What this task involves: Which lines hold the word "FreePiston"? Copy each of them from the material.

Information:
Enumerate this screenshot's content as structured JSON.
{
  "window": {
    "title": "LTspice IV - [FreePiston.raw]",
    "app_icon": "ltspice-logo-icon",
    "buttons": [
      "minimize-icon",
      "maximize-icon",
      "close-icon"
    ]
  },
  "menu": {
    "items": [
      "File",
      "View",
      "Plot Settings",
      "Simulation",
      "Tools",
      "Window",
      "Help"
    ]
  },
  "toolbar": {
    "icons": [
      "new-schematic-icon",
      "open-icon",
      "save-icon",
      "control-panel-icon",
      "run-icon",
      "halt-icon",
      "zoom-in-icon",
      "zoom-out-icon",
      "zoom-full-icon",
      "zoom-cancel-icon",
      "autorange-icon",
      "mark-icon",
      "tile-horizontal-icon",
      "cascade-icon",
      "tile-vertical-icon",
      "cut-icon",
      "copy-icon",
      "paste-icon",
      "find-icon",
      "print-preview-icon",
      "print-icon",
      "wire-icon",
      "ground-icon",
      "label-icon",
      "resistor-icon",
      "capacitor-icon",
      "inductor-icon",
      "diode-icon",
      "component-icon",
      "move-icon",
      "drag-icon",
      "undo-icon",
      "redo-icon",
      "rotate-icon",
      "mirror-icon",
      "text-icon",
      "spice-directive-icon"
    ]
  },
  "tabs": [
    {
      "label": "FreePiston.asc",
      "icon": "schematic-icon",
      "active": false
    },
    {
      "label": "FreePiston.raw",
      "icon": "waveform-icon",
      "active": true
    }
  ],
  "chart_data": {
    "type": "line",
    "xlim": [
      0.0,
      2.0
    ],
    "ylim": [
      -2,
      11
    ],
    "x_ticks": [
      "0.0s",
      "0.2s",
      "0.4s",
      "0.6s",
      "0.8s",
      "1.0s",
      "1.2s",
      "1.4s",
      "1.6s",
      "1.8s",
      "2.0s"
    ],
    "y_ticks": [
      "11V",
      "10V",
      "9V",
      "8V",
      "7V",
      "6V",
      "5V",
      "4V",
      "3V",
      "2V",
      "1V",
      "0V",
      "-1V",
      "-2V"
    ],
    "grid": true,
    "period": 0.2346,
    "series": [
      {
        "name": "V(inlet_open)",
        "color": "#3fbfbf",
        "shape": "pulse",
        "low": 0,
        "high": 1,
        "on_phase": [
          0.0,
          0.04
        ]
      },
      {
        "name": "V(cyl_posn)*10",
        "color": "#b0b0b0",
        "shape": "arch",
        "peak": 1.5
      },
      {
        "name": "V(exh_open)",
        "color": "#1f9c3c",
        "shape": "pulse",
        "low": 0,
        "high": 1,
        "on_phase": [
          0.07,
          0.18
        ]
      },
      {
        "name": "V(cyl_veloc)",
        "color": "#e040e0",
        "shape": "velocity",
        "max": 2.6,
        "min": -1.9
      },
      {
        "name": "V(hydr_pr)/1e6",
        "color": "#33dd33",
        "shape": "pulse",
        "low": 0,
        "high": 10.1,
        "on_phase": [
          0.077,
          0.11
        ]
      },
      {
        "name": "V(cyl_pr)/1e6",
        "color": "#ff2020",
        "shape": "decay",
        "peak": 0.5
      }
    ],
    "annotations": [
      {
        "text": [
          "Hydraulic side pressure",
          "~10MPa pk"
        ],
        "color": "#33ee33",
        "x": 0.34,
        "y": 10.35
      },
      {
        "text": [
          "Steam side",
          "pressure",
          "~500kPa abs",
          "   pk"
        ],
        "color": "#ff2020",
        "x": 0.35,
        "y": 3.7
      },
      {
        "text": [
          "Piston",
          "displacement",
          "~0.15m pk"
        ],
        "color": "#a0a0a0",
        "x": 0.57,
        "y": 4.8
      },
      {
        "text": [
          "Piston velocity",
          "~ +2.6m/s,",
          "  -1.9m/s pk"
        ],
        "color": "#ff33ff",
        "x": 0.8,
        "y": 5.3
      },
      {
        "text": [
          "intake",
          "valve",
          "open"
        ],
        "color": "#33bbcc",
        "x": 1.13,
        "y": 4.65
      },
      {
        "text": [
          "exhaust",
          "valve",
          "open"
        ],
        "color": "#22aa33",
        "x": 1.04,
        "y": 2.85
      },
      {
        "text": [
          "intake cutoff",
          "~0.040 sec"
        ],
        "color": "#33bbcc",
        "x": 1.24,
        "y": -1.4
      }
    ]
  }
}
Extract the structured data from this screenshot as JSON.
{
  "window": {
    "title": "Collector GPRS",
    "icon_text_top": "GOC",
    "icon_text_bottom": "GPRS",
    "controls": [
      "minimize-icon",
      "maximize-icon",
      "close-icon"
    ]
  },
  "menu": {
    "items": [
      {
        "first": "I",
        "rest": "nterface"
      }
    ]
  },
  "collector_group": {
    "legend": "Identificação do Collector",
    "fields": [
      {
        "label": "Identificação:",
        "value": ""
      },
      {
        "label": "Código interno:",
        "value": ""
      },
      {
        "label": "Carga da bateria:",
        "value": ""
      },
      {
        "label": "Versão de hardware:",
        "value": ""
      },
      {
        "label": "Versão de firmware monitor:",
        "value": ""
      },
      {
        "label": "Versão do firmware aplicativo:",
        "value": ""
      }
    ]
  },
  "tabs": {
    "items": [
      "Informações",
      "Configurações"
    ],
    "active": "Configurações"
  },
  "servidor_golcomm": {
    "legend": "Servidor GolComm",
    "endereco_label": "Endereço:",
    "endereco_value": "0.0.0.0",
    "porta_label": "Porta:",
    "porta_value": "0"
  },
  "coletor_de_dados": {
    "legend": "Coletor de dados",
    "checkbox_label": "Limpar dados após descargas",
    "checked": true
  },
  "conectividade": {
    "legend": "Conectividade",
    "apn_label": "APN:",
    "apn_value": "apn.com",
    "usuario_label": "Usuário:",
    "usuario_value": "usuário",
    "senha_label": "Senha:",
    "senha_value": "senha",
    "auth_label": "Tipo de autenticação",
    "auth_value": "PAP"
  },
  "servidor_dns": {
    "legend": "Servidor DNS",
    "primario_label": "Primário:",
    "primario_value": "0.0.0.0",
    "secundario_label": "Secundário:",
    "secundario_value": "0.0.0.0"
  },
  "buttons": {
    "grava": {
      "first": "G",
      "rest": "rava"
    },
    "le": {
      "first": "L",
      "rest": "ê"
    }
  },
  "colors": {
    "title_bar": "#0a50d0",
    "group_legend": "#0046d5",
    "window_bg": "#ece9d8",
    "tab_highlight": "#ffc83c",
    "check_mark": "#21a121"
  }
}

Response box:
    "title": "LTspice IV - [FreePiston.raw]",
      "label": "FreePiston.asc",
      "label": "FreePiston.raw",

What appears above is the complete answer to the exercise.